You could easily argue that it’s too early to evaluate these statistics, particularly because Dellin Betances has yet to take the mound. On the other hand, serious concerns abound for this group, despite the relief corps otherwise remaining immune to the Yankees’ injury bug. Between Chad Green’s 12.27 ERA, Jonathan Holder’s 6.55 ERA, and the six runs the ’pen surrendered in today’s game, it already seems unlikely they’ll match last season’s record performance. And while Tommy Kahnle has recovered much of his velocity, his poor 2018 campaign nonetheless reinforces the key takeaway — relievers, even the very best ones, are unpredictable.

Of course, if a superstar closer puts up a 2 WAR season, as only eight managed to do last year, they’re worth big money. But of the top 15 relievers by WAR in 2018, only one — Felipe Vazquez of the Pirates — was also among the top 15 in 2017. For comparison, seven starting pitchers made the top 15 in WAR during both seasons, while six batters did the same. Ultimately, relying on upper-90s heat, as most high-leverage relief pitchers do, does not seem conducive to durability or to consistency. In fact, that’s part of why Mariano Rivera became the undisputed best closer of all time. Rarely the number one reliever during any given season, Rivera’s unusually precise command and ability to get outs without elite velocity nevertheless allowed him to dominate year in and year out for longer than anyone else, before or since.

Perhaps in search of the next Mo, the Yankees are in uncharted territory when it comes to their big bullpen gamble. Although only lists salaries since 2011, I would venture to guess that no team has ever paid $52 million for relief pitching, as the Bombers will this year. Case and point, here’s a chart showing how much the Yankees spend on relievers as a percentage of their overall payroll, compared to the last eight World Series winners. These bullpen payrolls do not include starters who were used as relievers in the playoffs:

Keep in mind, I’m not denying that bullpens have historically been undervalued and underutilized; as I pointed out in my piece on “openers,” relievers should probably be used even more often. Still, I’m not sold on the type of deals Cashman gave to Chapman or Britton. Owed more than $30 million combined every year through at least 2021, the pair totaled just 2.4 WAR in 2018, suggesting those resources might have been better spent. And because they are each 31 years old, decline is statistically quite likely.

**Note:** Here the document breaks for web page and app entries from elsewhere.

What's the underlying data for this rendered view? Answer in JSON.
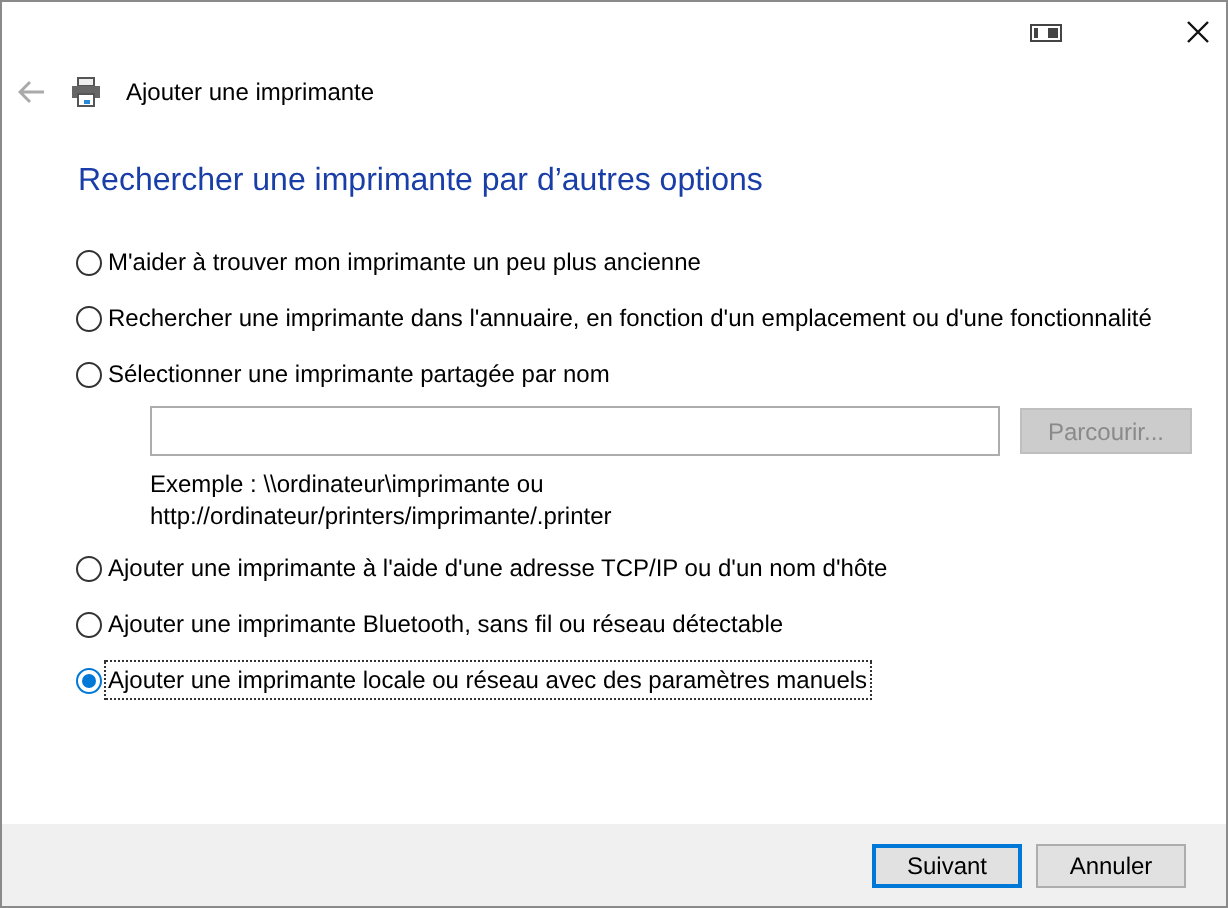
{
  "window": {
    "title": "Ajouter une imprimante"
  },
  "heading": "Rechercher une imprimante par d’autres options",
  "options": [
    {
      "label": "M'aider à trouver mon imprimante un peu plus ancienne",
      "selected": false
    },
    {
      "label": "Rechercher une imprimante dans l'annuaire, en fonction d'un emplacement ou d'une fonctionnalité",
      "selected": false
    },
    {
      "label": "Sélectionner une imprimante partagée par nom",
      "selected": false,
      "share": {
        "browse_button": {
          "label": "Parcourir...",
          "disabled": true
        },
        "example": [
          "Exemple : \\\\ordinateur\\imprimante ou",
          "http://ordinateur/printers/imprimante/.printer"
        ]
      }
    },
    {
      "label": "Ajouter une imprimante à l'aide d'une adresse TCP/IP ou d'un nom d'hôte",
      "selected": false
    },
    {
      "label": "Ajouter une imprimante Bluetooth, sans fil ou réseau détectable",
      "selected": false
    },
    {
      "label": "Ajouter une imprimante locale ou réseau avec des paramètres manuels",
      "selected": true
    }
  ],
  "buttons": [
    {
      "label": "Suivant",
      "default": true
    },
    {
      "label": "Annuler",
      "default": false
    }
  ]
}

However the Yankees perform this season and beyond, Brian Cashman’s decision to invest so heavily in the ‘pen will be put to the test. Clearly, he’s made a number of brilliant acquisitions, from Didi Gregorius to Luke Voit to Gleyber Torres. But as GM of the most storied franchise in all of sports, a team that’s taken home just one title in its last 18 tries, the pressure is still on — and there’s no relief in sight.